In a study of more than 800 students aged 14 and 15, researchers from Cambridge University also found that physical activity had no effect on academic performance.
This was important because there was a wide misconception that being good at sports detracted from academic achievement, said the authors.
Since this was a prospective study, in which the researchers followed the pupils over time to see how different behaviours affected performance, the scientists said it was reasonable to conclude that too much screen time reduced academic achievement.
This is likely to be a reliable snapshot of participants' usual behaviour, so we can reasonably suggest that screen time may be damaging to a teenager's grades.

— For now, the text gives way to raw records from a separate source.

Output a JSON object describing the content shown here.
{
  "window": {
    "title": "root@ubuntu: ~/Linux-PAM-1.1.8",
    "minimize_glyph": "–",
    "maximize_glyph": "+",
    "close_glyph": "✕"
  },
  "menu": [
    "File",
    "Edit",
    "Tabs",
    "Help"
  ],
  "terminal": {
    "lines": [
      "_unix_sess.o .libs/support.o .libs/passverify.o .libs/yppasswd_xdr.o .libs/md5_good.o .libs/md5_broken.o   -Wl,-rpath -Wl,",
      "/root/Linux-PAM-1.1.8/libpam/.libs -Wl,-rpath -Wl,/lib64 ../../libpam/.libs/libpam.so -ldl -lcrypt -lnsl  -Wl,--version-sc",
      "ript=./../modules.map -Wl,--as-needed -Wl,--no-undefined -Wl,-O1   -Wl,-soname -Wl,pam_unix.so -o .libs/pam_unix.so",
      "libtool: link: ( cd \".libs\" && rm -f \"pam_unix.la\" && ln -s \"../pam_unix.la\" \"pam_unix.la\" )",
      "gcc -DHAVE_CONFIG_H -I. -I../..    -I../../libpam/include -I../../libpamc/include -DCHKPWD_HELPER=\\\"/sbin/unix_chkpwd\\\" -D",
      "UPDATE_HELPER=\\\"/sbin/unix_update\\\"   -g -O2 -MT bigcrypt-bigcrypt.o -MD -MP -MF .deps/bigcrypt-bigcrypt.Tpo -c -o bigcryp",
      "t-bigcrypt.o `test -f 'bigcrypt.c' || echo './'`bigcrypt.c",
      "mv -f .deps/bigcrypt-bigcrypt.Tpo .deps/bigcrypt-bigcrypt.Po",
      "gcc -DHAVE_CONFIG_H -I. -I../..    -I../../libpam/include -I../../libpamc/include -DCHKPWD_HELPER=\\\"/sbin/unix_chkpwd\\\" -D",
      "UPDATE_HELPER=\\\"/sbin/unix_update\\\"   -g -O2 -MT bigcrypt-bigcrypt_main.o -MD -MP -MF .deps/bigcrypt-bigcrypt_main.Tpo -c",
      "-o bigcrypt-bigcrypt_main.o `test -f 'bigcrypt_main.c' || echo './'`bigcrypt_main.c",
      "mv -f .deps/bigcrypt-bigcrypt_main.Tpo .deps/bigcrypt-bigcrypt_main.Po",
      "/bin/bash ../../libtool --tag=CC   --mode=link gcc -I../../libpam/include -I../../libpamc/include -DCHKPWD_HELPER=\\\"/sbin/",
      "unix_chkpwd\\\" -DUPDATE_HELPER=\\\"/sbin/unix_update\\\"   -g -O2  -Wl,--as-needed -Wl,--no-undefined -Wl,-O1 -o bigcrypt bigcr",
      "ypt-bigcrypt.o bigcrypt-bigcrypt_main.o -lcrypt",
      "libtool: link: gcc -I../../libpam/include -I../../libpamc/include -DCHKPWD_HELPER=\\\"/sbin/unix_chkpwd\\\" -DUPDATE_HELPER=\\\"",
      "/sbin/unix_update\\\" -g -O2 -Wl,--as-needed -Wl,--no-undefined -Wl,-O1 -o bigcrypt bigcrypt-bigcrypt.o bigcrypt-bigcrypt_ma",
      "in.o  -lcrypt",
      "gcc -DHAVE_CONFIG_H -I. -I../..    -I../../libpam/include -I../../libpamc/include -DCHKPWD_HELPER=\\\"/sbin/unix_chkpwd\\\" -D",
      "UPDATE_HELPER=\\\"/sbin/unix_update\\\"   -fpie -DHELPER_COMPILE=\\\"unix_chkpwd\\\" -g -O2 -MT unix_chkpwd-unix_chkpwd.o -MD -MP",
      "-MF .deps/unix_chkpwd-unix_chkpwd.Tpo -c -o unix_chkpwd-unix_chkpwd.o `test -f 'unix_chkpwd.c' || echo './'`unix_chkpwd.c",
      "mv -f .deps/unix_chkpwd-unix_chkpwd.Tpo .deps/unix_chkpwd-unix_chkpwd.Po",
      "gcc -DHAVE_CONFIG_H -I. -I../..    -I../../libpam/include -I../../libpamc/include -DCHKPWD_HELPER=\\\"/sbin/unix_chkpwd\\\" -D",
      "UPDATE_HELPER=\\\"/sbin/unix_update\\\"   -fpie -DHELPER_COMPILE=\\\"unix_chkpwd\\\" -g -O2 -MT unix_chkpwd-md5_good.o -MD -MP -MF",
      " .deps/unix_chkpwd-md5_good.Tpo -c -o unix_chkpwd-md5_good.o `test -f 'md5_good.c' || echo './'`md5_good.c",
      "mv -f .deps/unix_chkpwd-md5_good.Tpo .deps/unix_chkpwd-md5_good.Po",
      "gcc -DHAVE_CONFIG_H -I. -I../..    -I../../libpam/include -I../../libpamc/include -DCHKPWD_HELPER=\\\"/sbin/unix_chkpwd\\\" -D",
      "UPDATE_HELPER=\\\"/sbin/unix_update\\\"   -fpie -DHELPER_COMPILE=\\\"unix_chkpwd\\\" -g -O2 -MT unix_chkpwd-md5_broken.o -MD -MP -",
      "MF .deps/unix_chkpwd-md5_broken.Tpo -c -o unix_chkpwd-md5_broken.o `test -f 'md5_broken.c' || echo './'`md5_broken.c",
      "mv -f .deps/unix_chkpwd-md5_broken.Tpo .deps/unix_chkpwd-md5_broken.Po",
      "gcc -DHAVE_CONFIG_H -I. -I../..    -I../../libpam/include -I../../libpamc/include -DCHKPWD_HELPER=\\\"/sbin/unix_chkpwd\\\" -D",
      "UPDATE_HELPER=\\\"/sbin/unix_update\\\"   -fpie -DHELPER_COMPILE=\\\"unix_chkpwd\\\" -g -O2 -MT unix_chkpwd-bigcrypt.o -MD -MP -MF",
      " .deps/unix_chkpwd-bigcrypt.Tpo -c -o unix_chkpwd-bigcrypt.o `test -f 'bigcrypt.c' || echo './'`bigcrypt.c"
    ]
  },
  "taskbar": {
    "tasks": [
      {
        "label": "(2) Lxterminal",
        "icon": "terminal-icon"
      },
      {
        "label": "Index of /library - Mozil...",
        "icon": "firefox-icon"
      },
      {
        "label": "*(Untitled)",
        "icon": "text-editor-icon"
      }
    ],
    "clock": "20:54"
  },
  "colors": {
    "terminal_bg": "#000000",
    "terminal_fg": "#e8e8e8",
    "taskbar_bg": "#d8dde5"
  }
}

DR KIRSTEN CORDER, of Cambridge's Centre for Diet and Activity Research
"We only measured this...in Year 10, but this is likely to be a reliable snapshot of participants' usual behaviour, so we can reasonably suggest that screen time may be damaging to a teenager's grades," Dr Kirsten Corder of Cambridge's Centre for Diet and Activity Research, who co-led the work, was quoted as saying in a Reuters report. The study, published in the International Journal Of Behavioural Nutrition And Physical Activity, found the average amount of screen time per day was four hours.
An extra hour in front of the TV or online at age 141/2 was linked with 9.3 fewer exam points at age 16 - equivalent to two grades, for example from a B to a D.
Two extra hours was linked to 18 fewer points.
The results also showed that pupils doing an extra hour of daily homework and reading scored better, getting on average 23.1 more points than their peers.
The scientists said further research was needed to confirm the effect conclusively, but advised parents worried about their children's grades to consider limiting their screen time.
In a breakdown analysis of different screen activities, the researchers found that TV came out as the most detrimental in terms of exam performance.
The researchers have now started taking brain scans of individuals to work out if television or computer screen use is physically changing the brain and damaging cognition. It has previously been thought that teenagers who engage in large amounts of screen time may have worse sleep, which in turn might impact grades, according to Britain's The Telegraph.